Gottfried von Strassburg seems to suggest that, the potion that Tristan and Isolde took brought about an attraction between the two that neither could resist. Societal expectations and moral considerations are of no consequence to the two lovers. The attraction between the two lovers is all that matters to them. Tristan beds Isolde after taking the potion, this counts as a betrayal of his uncle’s trust in him. The expectation would have been as his Uncle’s trusted he should have deliver the bride unarmed and untarnished, yet Gottfried uses this to show the kind of strength the resulting attraction is. The two lovers are not remorseful of their actions. This is proved by the trick they pray on the king on the wedding night.
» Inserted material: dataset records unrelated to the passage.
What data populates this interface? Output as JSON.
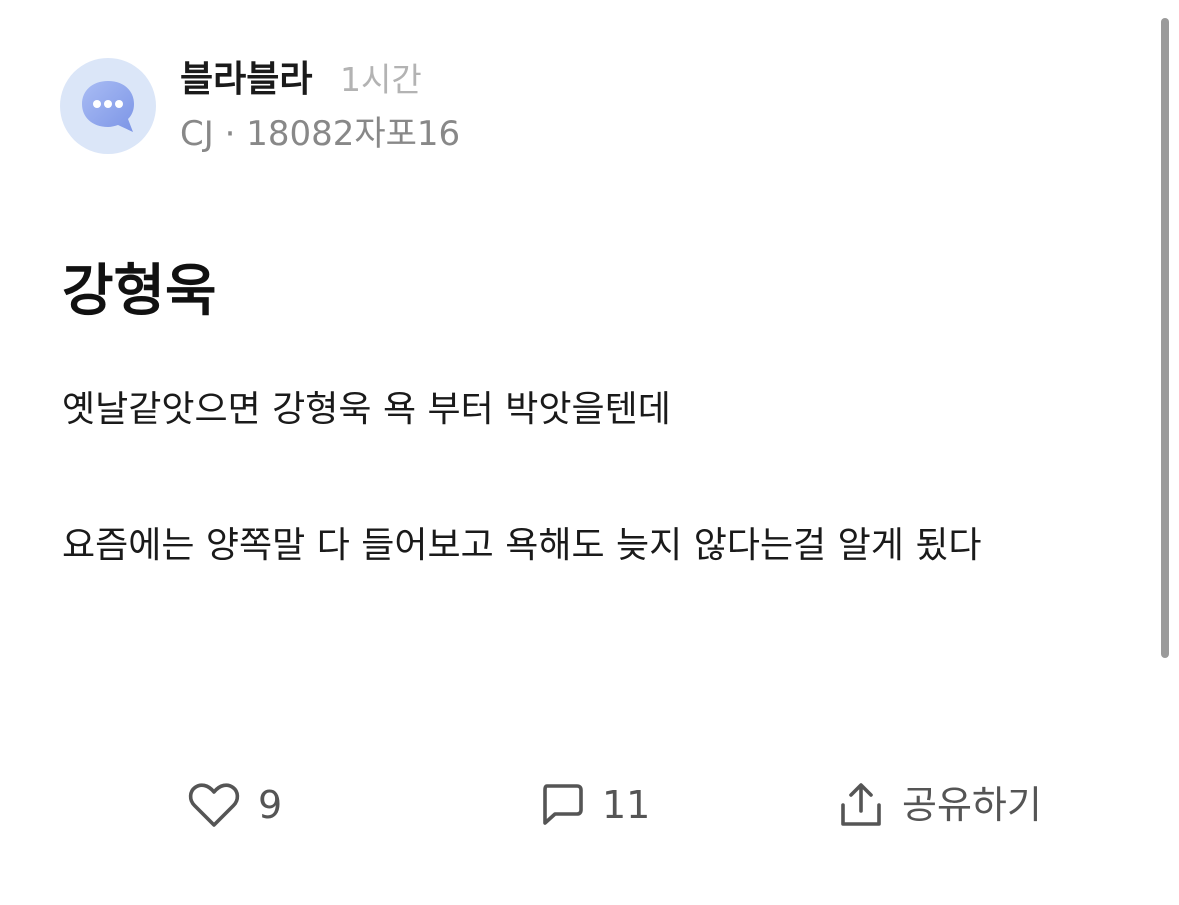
{
  "post": {
    "author": "블라블라",
    "time": "1시간",
    "meta": "CJ · 18082자포16",
    "title": "강형욱",
    "body": "옛날같앗으면 강형욱 욕 부터 박앗을텐데\n\n요즘에는 양쪽말 다 들어보고 욕해도 늦지 않다는걸 알게 됬다"
  },
  "actions": {
    "likes": "9",
    "comments": "11",
    "share_label": "공유하기"
  },
  "icons": {
    "avatar": "chat-bubble-icon",
    "like": "heart-icon",
    "comment": "comment-icon",
    "share": "share-icon"
  },
  "colors": {
    "avatar_bg": "#dbe6f8",
    "avatar_bubble": "#8ea6ee"
  }
}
They replace Isolde with Brangwain, a companion to Isolde, who was a virgin to cover up for Isolde’s indiscretions. The two lovers continue to sleep together even after the marriage, adding adultery to the list.
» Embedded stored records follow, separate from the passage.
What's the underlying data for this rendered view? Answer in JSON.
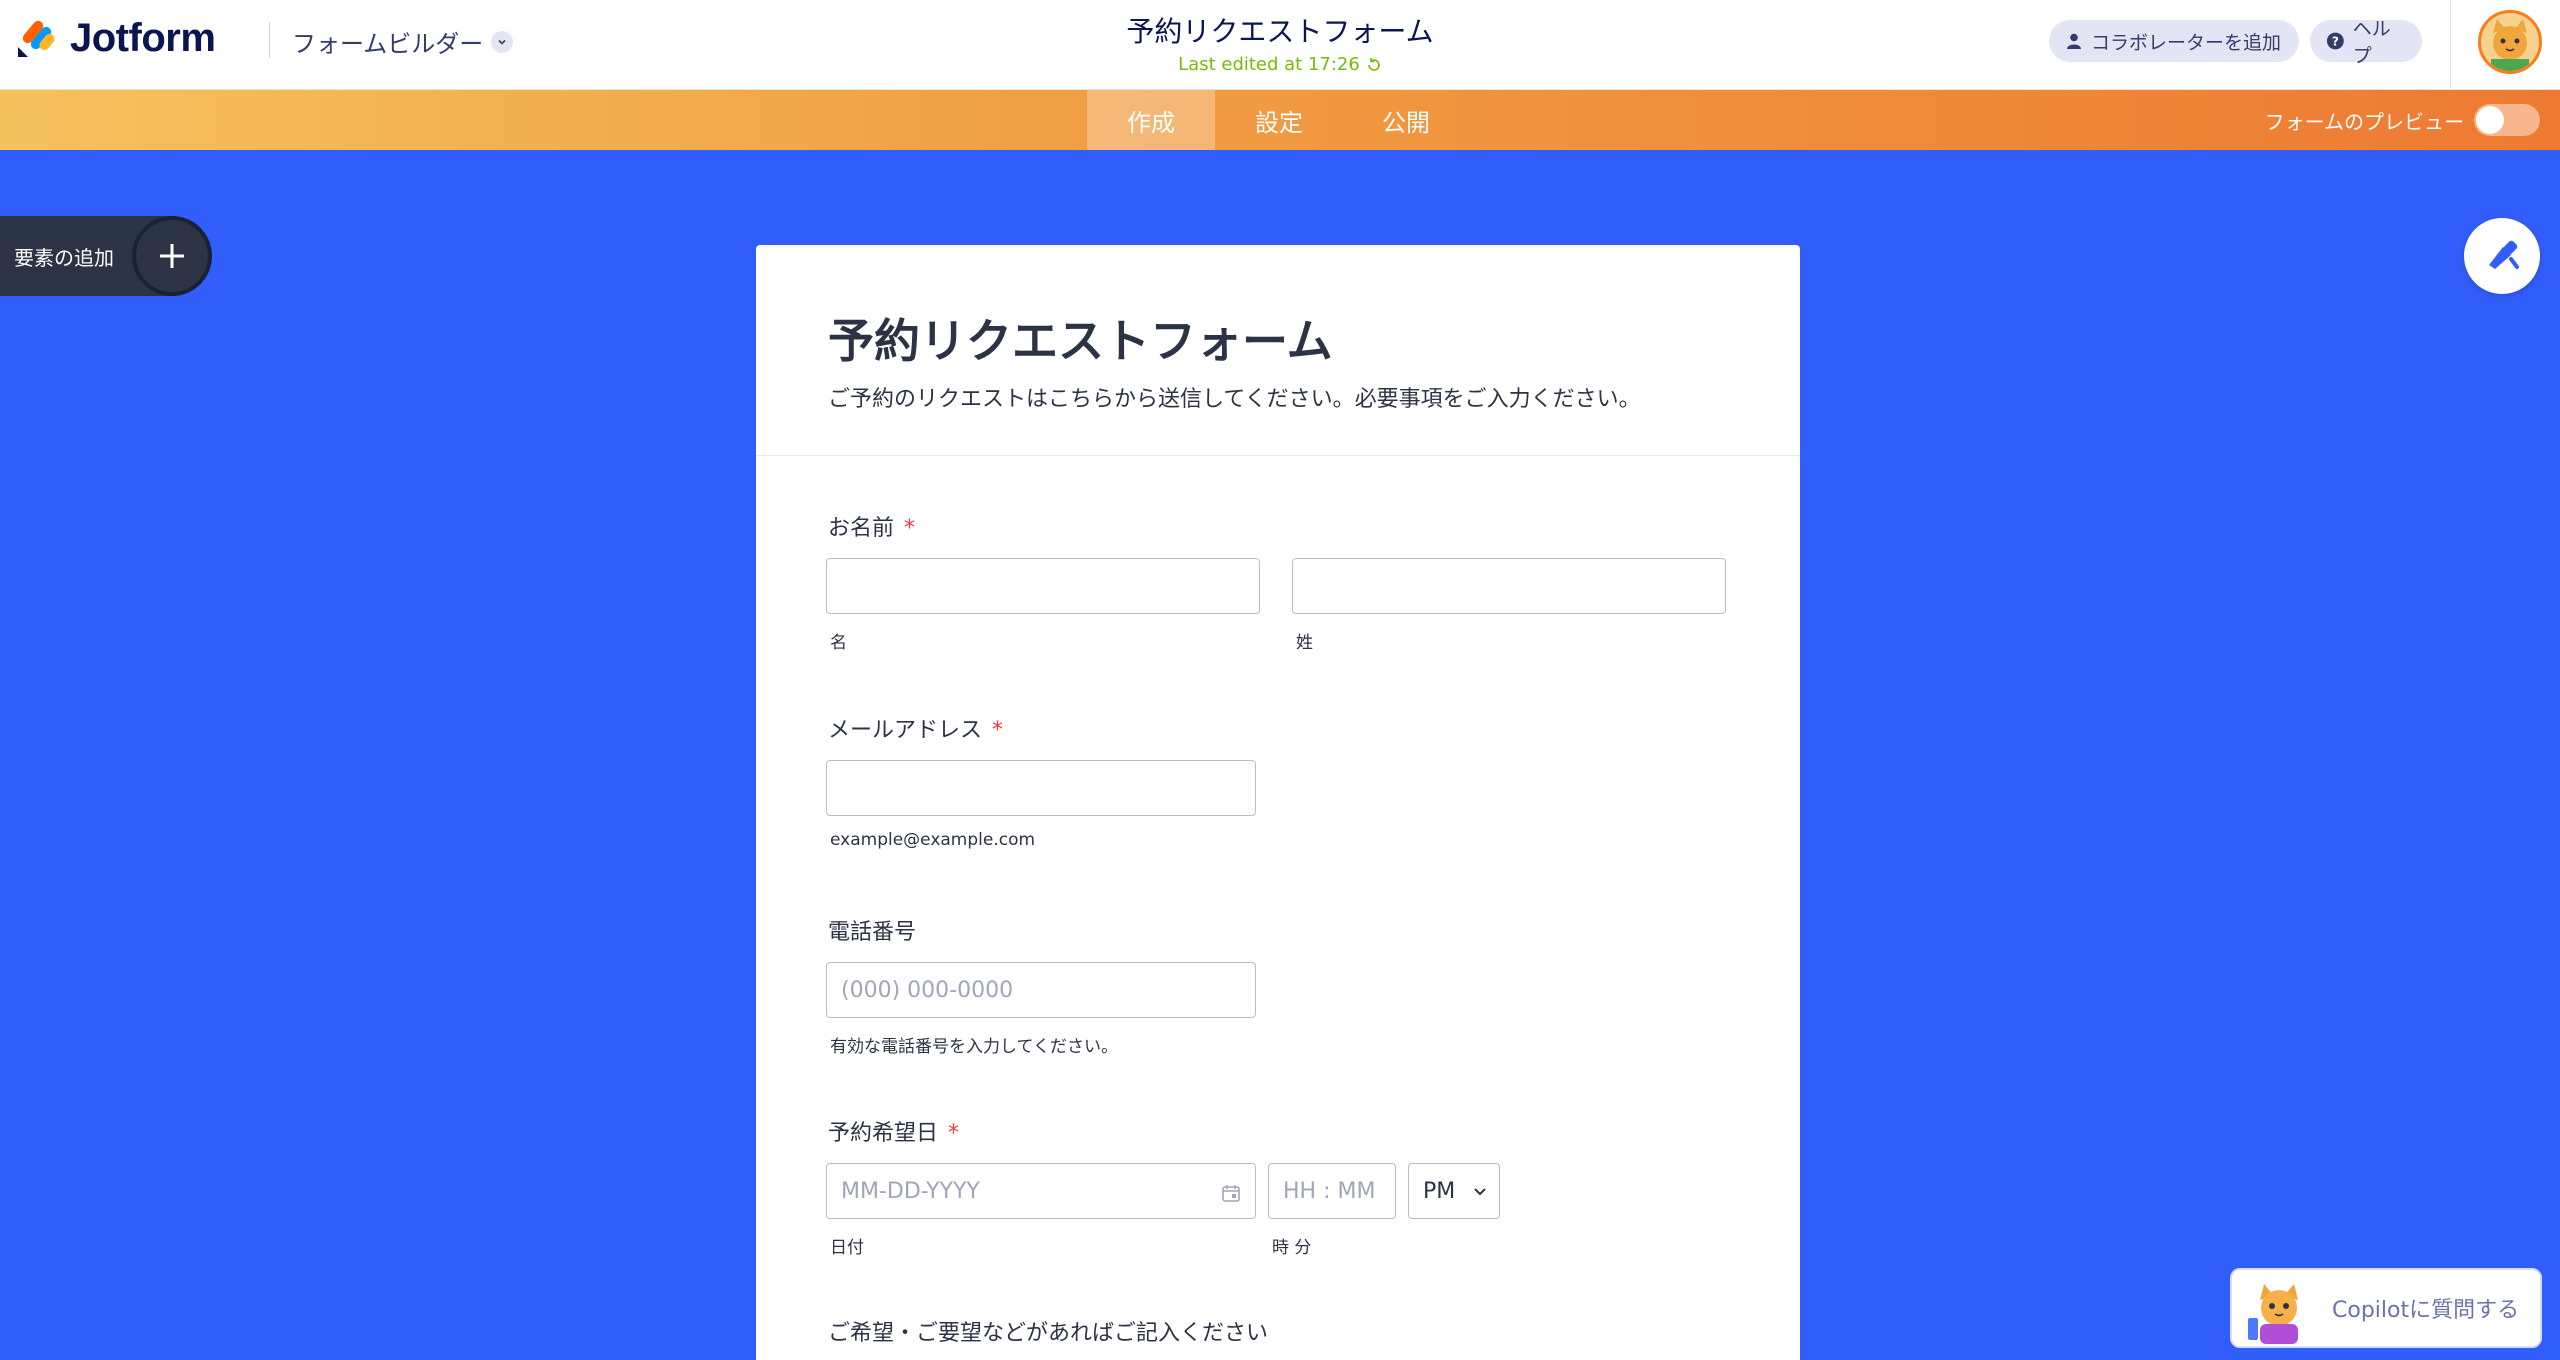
{
  "header": {
    "brand": "Jotform",
    "builder_menu": "フォームビルダー",
    "form_title": "予約リクエストフォーム",
    "last_edited": "Last edited at 17:26",
    "add_collaborator": "コラボレーターを追加",
    "help": "ヘルプ"
  },
  "nav": {
    "tabs": [
      {
        "label": "作成",
        "active": true
      },
      {
        "label": "設定",
        "active": false
      },
      {
        "label": "公開",
        "active": false
      }
    ],
    "preview_label": "フォームのプレビュー",
    "preview_on": false
  },
  "sidebar": {
    "add_element": "要素の追加"
  },
  "form": {
    "title": "予約リクエストフォーム",
    "description": "ご予約のリクエストはこちらから送信してください。必要事項をご入力ください。",
    "fields": {
      "name": {
        "label": "お名前",
        "required": "*",
        "first_sub": "名",
        "last_sub": "姓"
      },
      "email": {
        "label": "メールアドレス",
        "required": "*",
        "sub": "example@example.com"
      },
      "phone": {
        "label": "電話番号",
        "placeholder": "(000) 000-0000",
        "sub": "有効な電話番号を入力してください。"
      },
      "date": {
        "label": "予約希望日",
        "required": "*",
        "date_placeholder": "MM-DD-YYYY",
        "time_placeholder": "HH : MM",
        "ampm": "PM",
        "date_sub": "日付",
        "time_sub": "時 分"
      },
      "notes": {
        "label": "ご希望・ご要望などがあればご記入ください"
      }
    }
  },
  "copilot": {
    "label": "Copilotに質問する"
  },
  "colors": {
    "canvas_bg": "#315dfa",
    "brand_navy": "#0a1551",
    "required_red": "#f23a3c",
    "edited_green": "#78bb07"
  }
}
Gottfried uses these actions, betrayal, trickery, adultery and lies to show the extreme that Tristan and Isolde went under the influence of the love potion. They risked being accused of treason against the king that would lead to possible death or banishment from the kingdom all for love. Gottfried brings out the irrational behavior that is all attributed to the potion. The lovers claim that they cannot control the attraction they have towards each other after taking the potion. The potion’s power is cannot be denied. It leads to actions that affect this story. The love affair between the two lovers is the cause of many conflicts in this story. It brings about hatred, betrayal and even violence between the characters. This cause of this love affair leads us back what brought it about in the first place, the potion. Hence the author seems to give the love potion great power.